Stargazer #1 shares many aspects with beloved sci-fi/horror stories of the 80s and 90s: a government cover-up, an unexplained event of supernatural origins, and a group of young childhood friends. But that’s no reason to discount it. It’s 1999, and Shae, Adriana, and Hailey, along with Shae’s younger brother Kenny, are out in the woods to do some stargazing. Inevitably, our group of friends stumbles upon something paranormal and life-changing. When it comes to the supernatural, the comic smartly keeps most of its cards close to its chest, leaving a lot to the imagination and building up an intense feeling of mystery and dread. The story quickly shifts to the present day, our characters now grown-up. Much of what happened is as much a mystery to us as it is to them, in many ways even more so. This is one of many unique spins on a familiar concept the comic employs, and it’s fascinating to see these characters so many years later, changed by this event of years past. We are introduced to an older Shae, a troubled and tired woman now very concerned about Kenny, who has become obsessed with what happened to him as a child. This sibling relationship seems to be at the core of the story, and it’s how Shae and Kenny‘s relationship has changed between time periods that truly gives weight to the unexplained events.
I really appreciate a lot of aspects about this set-up, as it is quite familiar, but with an atmosphere and characters that are uniquely its own. For starters, it’s refreshing to see this type of story told through a group of young female protagonists, as opposed to the usual squads of mostly boys used in many of the King and Speilberg stories that this comic seems to draw inspiration from. Though our time with these girls is limited, we get a clear sense of their dynamic. Anthony Cleveland‘s writing of all of the characters, especially the children, is simple yet natural. Their dialogue immediately clues you in to their personalities and their relationships with each other. Nothing feels forced or overly expository, and in the face of the scary and unexplained, they behave like real children.
Unquestionably, the best parts about this comic are the visuals. Antonio Fuso‘s background and character art is sharp, stylized, and detailed, expertly capturing the emotion of the characters and entire scenes as a whole. Some panels are absolutely breathtaking, thanks in no small part to the gorgeous colouring by Stefano Simeone. The colors do wonders to highlight the tone and atmosphere of the different scenes and their settings.

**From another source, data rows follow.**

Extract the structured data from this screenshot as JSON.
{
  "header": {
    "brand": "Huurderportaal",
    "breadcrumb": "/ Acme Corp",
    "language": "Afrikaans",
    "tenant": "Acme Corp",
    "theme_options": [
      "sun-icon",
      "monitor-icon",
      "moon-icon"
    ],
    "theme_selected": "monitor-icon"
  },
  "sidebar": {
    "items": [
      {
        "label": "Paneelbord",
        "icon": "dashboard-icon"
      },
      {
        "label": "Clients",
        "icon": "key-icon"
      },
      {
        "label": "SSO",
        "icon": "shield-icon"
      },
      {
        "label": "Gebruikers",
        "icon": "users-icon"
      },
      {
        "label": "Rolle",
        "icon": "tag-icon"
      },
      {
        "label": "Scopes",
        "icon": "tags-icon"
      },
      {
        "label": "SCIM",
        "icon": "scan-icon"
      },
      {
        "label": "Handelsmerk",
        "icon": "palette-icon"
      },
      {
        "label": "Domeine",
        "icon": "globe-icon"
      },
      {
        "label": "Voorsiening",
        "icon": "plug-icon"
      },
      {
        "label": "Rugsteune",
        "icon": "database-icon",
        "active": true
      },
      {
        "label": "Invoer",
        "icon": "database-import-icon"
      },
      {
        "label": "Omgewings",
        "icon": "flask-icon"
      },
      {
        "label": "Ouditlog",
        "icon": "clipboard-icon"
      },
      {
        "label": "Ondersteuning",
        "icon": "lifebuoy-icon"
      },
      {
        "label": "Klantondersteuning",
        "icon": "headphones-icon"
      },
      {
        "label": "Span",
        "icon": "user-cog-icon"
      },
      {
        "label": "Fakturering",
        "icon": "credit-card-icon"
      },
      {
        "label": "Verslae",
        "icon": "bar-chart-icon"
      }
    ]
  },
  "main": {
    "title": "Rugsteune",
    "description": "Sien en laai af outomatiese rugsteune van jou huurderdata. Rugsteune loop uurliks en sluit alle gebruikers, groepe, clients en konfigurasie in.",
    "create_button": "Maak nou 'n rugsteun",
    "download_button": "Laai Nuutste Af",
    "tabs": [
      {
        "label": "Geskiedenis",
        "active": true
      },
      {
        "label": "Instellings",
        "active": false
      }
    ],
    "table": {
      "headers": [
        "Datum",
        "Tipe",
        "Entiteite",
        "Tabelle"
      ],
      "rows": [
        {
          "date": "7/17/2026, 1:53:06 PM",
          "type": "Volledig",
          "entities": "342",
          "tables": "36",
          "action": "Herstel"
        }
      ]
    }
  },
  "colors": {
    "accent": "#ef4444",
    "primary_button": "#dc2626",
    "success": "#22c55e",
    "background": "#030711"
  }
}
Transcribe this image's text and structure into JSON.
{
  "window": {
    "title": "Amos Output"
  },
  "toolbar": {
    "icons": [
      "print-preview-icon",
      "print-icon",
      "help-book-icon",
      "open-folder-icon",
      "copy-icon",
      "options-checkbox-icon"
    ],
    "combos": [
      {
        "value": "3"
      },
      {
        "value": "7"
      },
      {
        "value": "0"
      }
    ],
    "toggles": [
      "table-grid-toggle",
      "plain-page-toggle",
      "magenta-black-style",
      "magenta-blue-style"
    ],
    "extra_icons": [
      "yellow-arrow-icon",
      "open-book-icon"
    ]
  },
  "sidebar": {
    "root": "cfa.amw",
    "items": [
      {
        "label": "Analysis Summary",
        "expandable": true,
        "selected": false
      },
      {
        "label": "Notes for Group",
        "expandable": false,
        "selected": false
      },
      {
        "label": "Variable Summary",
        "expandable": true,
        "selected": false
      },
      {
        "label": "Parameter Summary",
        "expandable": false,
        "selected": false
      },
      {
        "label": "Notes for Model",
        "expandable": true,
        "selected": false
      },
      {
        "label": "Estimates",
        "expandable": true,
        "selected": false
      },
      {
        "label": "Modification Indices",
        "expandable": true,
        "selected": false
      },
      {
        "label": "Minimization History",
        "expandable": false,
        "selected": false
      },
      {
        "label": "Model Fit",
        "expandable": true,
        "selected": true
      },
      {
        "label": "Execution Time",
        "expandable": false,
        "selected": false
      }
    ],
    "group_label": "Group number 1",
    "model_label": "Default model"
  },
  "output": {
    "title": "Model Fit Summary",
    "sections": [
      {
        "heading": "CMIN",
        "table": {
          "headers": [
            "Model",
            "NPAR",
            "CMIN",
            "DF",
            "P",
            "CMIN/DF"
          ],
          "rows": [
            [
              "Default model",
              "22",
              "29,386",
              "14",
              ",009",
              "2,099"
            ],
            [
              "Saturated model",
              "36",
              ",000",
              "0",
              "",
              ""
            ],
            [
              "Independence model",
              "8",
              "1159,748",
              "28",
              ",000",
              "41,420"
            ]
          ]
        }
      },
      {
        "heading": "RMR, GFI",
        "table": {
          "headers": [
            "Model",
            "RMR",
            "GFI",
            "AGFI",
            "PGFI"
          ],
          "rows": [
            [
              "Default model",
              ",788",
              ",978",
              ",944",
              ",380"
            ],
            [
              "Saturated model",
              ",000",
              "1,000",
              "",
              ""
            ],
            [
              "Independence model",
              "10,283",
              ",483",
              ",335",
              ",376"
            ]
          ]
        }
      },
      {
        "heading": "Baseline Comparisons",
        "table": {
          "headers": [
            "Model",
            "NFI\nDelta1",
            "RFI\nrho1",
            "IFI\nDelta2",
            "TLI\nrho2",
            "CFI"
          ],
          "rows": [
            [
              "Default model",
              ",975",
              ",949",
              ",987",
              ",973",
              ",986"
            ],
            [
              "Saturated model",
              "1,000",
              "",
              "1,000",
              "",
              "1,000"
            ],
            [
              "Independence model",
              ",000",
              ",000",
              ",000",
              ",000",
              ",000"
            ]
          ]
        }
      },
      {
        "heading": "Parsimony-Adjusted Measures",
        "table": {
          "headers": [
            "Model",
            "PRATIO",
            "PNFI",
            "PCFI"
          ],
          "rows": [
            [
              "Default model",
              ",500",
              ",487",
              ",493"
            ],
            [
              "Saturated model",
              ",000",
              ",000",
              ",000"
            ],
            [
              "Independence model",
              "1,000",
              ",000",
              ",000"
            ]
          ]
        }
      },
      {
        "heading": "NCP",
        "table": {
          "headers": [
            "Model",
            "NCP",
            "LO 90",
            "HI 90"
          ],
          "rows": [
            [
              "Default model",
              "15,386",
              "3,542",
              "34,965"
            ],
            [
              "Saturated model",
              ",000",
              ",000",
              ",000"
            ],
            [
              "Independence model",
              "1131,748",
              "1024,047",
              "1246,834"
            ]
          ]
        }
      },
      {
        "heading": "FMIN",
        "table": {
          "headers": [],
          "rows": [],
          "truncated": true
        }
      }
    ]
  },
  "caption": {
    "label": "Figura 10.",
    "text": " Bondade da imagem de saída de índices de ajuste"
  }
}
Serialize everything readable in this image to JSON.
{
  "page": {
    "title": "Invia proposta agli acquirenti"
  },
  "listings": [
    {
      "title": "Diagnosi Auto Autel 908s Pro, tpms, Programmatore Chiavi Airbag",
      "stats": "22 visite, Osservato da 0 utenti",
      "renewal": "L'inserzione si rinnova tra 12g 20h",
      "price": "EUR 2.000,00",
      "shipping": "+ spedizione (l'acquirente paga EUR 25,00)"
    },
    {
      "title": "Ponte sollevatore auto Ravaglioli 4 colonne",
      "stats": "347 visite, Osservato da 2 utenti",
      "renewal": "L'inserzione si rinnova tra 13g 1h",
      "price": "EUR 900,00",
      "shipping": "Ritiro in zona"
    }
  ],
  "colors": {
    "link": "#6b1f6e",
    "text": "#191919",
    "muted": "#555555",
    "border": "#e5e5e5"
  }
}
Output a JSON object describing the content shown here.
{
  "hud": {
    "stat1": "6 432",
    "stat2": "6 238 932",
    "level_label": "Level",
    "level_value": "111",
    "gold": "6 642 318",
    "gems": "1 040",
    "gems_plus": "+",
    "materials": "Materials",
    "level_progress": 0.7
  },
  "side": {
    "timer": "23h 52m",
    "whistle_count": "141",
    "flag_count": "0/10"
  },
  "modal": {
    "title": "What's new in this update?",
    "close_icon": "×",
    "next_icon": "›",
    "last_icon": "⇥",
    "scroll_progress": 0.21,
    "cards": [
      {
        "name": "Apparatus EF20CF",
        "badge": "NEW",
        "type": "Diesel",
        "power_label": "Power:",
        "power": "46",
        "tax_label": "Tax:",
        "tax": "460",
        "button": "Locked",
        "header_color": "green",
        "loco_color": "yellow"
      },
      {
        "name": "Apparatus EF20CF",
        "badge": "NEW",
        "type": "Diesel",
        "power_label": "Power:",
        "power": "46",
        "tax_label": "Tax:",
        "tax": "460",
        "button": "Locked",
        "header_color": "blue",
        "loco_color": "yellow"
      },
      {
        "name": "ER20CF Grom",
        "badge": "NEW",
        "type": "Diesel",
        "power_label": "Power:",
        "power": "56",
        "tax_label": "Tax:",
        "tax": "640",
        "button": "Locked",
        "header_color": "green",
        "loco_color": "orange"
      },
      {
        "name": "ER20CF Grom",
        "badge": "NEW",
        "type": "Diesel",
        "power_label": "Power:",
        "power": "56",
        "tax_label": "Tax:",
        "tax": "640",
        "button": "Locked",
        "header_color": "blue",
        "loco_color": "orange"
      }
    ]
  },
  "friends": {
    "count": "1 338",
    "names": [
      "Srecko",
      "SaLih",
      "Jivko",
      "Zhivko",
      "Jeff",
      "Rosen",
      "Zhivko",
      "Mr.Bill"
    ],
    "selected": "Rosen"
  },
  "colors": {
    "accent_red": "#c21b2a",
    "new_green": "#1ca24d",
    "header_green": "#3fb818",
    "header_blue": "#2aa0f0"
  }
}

A scene in the desert feels hot, desolate, and suffocating. Meanwhile, when our main characters have encounters of a seemingly extraterrestrial nature, the colours reflect the confusion and chaos of the situation, as well as the otherworldly presence. There are lots of bright pinks and purples, contrasted against the dark blacks and violets of shadows. All of it has a very retro, neon, and cosmic style. I could practically hear a spooky, synthwave soundtrack as I read it. It’s also no surprise that the night sky and stars themselves receive a major focus in the art. The detail in the sky’s colours and the abundance of bright, unique stars make it seem almost alive.
This issue consists of a lot of set-up, but very promising set-up none the less. There is a twenty-year gap between the present story and the opening flashback scenes, and I’m curious to see how the stories of the past and present will be shown to us going forward. Stargazer #1 raises many questions, both about the secrets of its world and the type of story it will shape up to be, but without a doubt, I can say that it left me looking forward to the next issue. The quality of the storytelling here gives me high hopes that the series will be able to keep its momentum going, exploring its characters in interesting ways and delivering satisfying conclusions to its mysteries.